State Invasive List - This map identifies those states that list this species on their invasive species list. For more information, visit Invasive.org
Invasive Listing Sources
- California Invasive Plant Council
- California Noxious Weeds
- Colorado Noxious Weeds
- Faith Campbell, 1998
- Idaho Noxious Weeds
- Jil M. Swearingen, Survey of invasive plants occurring on National Park Service lands, 2000-2007
- John Randall, The Nature Conservancy, Survey of TNC Preserves, 1995.
- Nevada Noxious Weeds
- Oregon Noxious Weeds
- Pacific Northwest Exotic Pest Plant Council, 1998

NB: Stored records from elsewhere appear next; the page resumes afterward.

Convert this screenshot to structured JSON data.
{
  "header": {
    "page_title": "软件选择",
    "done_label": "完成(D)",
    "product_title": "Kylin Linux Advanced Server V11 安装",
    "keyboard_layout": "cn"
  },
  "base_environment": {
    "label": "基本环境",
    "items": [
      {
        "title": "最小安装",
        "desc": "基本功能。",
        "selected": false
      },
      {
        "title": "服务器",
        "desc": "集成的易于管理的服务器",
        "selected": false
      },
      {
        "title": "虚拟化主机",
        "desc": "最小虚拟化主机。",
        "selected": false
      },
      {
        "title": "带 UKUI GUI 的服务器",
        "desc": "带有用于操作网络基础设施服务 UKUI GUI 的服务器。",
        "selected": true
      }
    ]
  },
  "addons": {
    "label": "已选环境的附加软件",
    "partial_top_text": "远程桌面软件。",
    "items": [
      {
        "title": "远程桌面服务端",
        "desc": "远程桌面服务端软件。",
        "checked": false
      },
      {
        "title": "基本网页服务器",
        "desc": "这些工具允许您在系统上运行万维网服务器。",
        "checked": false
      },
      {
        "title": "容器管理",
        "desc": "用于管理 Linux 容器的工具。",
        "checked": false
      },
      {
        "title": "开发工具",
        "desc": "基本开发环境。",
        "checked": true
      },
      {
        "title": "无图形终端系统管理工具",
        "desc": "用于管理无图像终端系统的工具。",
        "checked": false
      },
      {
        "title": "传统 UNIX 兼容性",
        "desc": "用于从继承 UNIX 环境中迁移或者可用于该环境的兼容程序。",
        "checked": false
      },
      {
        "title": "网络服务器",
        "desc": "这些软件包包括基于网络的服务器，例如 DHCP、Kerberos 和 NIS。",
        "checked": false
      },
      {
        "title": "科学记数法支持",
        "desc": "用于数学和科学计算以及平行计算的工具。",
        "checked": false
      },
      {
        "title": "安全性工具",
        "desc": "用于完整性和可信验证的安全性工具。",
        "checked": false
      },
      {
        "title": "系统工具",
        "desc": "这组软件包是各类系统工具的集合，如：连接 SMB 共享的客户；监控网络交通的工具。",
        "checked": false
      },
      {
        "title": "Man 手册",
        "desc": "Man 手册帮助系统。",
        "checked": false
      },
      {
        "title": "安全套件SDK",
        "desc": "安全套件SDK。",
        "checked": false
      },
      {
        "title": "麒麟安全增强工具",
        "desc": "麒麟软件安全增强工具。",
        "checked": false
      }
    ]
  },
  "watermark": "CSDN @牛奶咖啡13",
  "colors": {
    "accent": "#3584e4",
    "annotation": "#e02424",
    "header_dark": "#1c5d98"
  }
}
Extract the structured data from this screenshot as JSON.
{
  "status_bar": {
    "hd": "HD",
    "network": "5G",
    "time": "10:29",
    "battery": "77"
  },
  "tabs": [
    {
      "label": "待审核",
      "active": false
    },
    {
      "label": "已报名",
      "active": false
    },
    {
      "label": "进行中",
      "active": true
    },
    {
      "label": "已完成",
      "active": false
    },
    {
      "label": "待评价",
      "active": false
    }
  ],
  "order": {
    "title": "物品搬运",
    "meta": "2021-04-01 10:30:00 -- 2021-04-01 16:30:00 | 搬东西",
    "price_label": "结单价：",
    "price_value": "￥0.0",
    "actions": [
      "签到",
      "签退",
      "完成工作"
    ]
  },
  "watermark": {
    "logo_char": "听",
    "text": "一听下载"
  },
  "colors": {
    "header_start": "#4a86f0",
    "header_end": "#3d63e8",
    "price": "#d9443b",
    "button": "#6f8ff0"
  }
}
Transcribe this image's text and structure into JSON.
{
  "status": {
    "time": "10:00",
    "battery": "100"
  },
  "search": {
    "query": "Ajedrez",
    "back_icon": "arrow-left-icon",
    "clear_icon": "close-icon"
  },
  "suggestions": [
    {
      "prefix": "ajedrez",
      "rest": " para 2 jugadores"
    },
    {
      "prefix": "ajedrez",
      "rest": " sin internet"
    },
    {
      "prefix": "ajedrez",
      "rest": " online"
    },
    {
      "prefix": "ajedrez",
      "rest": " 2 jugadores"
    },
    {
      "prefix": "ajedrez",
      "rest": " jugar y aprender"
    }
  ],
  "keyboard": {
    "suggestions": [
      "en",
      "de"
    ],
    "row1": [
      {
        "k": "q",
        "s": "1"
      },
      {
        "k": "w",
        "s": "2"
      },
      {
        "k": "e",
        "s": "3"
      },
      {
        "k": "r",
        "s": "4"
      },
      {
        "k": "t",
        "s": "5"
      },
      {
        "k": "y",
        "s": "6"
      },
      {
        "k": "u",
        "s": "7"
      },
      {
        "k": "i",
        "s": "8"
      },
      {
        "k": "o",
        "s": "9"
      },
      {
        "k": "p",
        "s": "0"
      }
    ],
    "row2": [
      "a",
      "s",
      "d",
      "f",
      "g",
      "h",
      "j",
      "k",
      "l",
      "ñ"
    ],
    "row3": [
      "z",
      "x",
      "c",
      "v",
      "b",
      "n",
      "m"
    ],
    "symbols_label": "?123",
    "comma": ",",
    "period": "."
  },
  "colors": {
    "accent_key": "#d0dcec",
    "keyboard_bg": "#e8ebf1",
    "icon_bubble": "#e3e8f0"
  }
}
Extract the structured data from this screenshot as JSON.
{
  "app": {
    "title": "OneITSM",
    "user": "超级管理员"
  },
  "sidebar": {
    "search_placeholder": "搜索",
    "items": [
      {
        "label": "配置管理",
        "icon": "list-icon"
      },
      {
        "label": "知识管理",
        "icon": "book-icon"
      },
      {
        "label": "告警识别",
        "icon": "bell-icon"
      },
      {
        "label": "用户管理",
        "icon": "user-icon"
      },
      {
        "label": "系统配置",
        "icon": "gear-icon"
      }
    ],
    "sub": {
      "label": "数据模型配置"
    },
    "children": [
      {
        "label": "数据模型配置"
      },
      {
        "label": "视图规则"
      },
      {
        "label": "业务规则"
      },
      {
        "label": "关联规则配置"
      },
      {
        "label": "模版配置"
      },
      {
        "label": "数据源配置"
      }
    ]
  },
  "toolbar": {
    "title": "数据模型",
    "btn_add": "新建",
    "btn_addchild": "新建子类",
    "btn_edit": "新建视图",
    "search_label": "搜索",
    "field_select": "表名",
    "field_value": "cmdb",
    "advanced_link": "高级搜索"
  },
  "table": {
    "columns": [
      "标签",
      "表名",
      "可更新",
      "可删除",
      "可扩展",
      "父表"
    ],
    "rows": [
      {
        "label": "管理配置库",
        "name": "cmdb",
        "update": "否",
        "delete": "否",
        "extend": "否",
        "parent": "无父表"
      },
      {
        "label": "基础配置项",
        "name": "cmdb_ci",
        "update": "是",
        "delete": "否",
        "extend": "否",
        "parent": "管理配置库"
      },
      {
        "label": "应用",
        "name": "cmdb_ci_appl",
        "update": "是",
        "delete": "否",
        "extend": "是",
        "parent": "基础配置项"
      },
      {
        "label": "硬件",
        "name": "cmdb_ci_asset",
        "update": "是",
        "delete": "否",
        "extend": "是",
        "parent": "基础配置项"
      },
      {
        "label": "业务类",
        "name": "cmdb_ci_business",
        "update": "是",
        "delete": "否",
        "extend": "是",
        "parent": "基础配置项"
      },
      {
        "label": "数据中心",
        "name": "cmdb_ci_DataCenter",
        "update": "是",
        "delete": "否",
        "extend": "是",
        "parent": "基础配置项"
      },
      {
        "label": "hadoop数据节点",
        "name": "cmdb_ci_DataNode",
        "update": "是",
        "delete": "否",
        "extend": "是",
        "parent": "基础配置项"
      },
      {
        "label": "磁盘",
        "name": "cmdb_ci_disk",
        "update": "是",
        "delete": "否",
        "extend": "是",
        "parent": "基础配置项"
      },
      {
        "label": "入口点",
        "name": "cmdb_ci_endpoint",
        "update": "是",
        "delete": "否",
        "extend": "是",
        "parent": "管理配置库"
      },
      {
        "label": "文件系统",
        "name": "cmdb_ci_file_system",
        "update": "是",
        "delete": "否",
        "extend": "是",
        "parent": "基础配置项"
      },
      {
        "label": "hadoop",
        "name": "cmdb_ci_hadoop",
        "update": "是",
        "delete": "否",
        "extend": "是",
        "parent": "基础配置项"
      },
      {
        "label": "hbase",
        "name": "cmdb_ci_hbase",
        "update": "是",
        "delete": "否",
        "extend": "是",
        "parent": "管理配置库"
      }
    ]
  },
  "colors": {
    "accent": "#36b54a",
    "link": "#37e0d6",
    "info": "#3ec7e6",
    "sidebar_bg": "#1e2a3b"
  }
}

- Washington Noxious Weeds
- WeedUS - Database of Plants Invading Natural Areas in the United States
|Common Name Reference:|| USDA, NRCS. 2010. The PLANTS Database. National Plant Data Center, Baton Rouge, LA, USA.|
|Scientific Name Reference:||USDA, NRCS. 2010. The PLANTS Database. National Plant Data Center, Baton Rouge, LA, USA.|